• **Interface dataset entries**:
* * * * *

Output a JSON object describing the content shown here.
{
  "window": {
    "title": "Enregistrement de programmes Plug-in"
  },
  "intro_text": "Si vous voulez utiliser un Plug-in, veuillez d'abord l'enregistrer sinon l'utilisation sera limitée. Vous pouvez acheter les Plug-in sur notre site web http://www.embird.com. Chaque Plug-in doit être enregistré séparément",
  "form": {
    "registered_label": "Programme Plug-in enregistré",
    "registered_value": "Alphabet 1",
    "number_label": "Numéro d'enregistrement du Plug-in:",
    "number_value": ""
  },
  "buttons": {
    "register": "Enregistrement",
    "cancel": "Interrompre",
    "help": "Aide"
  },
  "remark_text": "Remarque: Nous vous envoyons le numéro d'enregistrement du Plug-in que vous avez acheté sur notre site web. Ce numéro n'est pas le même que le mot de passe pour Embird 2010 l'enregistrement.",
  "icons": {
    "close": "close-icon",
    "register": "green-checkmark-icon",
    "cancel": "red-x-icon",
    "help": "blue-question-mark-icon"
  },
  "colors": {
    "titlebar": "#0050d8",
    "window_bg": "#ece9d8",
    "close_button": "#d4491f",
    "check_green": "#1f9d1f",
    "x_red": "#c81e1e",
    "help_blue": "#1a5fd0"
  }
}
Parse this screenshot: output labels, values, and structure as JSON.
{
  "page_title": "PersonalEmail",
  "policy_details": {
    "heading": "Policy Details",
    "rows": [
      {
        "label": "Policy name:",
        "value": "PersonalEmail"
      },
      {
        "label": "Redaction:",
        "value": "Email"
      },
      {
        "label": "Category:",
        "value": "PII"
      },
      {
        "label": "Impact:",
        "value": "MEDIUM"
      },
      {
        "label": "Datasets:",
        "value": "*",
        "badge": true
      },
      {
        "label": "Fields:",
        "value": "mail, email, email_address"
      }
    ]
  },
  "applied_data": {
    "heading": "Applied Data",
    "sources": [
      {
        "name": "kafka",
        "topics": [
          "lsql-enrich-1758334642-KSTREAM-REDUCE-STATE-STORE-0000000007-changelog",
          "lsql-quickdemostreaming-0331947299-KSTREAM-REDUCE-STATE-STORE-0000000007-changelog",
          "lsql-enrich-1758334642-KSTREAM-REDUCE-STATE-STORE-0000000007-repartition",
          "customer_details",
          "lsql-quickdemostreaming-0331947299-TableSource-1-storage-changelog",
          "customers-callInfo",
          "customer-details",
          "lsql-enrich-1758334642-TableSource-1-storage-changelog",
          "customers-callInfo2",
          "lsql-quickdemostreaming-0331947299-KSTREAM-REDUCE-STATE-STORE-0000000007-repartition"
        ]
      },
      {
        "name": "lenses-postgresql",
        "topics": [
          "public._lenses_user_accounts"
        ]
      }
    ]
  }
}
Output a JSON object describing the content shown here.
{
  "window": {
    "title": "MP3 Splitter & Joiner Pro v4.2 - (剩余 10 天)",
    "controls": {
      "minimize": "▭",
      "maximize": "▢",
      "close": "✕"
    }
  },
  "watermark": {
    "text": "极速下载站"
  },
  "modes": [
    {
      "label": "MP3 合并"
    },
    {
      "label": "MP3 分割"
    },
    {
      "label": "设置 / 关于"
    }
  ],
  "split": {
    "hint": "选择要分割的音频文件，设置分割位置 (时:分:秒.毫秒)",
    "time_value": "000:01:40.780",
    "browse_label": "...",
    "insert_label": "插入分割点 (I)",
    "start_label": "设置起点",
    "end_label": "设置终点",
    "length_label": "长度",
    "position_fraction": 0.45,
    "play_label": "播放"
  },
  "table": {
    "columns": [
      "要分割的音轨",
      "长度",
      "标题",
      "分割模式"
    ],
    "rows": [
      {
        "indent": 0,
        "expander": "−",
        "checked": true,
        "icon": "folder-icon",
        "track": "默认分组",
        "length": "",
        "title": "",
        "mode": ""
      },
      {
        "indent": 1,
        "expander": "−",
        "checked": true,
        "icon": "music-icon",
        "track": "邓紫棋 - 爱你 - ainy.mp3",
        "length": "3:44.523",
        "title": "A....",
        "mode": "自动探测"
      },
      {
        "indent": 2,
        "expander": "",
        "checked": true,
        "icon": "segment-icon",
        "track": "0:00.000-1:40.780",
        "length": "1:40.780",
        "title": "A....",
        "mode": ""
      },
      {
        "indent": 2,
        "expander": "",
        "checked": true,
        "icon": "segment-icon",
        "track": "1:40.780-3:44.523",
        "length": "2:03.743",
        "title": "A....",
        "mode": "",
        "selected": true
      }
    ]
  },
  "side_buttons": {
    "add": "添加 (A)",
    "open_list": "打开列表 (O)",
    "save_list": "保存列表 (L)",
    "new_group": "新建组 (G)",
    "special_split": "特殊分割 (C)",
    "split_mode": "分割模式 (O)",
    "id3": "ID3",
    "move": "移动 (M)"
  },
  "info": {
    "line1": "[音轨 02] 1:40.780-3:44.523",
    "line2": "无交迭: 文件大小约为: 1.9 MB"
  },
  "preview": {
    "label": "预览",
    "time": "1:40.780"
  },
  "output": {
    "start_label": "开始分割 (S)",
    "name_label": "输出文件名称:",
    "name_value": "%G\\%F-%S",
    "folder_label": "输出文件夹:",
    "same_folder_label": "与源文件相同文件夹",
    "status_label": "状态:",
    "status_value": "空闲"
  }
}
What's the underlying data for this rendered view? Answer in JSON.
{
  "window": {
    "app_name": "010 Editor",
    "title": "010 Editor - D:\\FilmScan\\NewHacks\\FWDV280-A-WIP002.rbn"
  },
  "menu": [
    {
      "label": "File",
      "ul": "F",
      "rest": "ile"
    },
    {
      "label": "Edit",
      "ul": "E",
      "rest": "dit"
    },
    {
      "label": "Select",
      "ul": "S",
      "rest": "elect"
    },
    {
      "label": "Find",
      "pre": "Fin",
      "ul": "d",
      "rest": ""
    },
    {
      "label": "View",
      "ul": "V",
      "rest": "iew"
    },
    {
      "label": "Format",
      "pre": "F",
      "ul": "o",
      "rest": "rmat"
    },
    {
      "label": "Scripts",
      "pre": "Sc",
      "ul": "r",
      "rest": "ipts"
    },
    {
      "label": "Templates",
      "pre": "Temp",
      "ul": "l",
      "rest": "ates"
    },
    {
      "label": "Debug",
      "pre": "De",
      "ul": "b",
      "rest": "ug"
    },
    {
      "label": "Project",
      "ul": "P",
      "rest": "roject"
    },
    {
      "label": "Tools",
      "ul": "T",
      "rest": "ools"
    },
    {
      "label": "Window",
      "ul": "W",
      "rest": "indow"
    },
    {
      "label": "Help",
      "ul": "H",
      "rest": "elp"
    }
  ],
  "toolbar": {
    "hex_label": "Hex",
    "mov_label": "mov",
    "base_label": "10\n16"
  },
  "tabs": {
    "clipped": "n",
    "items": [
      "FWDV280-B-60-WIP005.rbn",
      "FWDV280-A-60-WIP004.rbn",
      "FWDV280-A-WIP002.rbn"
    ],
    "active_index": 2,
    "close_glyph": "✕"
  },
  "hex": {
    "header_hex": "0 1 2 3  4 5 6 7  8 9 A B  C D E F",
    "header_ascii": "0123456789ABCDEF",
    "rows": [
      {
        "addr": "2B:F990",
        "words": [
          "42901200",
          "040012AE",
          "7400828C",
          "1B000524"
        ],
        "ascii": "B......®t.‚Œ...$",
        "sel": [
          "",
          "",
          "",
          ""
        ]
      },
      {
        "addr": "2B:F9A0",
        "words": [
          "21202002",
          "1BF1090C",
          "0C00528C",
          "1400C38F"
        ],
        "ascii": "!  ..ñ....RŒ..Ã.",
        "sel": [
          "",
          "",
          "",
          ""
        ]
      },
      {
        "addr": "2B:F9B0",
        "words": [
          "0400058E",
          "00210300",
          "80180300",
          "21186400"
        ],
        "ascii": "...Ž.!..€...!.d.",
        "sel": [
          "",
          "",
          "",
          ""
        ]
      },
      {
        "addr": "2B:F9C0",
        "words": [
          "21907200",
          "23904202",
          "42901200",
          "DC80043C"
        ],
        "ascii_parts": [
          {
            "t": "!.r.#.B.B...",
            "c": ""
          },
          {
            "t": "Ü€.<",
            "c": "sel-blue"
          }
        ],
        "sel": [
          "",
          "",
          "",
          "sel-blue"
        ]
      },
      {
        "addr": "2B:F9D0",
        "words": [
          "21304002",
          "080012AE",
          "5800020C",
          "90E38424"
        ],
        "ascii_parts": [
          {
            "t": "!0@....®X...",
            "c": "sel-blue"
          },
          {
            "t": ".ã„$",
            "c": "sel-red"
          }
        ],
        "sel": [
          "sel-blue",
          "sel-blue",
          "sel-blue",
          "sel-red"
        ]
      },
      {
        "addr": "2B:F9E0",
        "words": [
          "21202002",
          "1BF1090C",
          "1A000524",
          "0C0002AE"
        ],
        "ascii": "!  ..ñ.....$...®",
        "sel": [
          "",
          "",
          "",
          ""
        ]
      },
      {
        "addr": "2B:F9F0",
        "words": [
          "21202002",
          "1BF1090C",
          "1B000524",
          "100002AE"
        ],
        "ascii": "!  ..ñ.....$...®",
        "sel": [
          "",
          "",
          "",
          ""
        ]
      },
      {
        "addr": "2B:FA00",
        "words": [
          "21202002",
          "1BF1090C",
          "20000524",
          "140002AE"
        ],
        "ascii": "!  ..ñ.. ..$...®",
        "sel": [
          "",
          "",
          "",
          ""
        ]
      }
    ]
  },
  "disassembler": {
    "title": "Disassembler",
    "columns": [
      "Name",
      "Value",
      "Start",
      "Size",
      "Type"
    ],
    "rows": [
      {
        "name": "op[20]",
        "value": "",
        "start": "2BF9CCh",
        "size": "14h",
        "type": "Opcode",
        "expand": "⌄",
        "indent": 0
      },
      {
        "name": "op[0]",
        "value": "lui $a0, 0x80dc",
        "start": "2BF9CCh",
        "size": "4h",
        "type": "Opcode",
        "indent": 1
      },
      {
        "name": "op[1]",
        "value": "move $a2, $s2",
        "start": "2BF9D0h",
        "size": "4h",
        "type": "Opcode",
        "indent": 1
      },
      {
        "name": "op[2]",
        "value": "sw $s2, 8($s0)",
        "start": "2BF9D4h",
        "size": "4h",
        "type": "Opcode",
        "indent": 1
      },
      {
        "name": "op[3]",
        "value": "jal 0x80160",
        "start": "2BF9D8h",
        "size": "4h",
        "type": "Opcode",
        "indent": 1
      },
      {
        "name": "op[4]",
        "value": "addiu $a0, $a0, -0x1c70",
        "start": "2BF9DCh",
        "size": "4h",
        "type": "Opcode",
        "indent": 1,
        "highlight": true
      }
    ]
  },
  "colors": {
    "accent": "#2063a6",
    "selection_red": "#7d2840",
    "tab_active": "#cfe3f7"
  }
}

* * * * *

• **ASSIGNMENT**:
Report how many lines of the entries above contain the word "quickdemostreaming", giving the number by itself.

• **ANSWER SECTION**:
3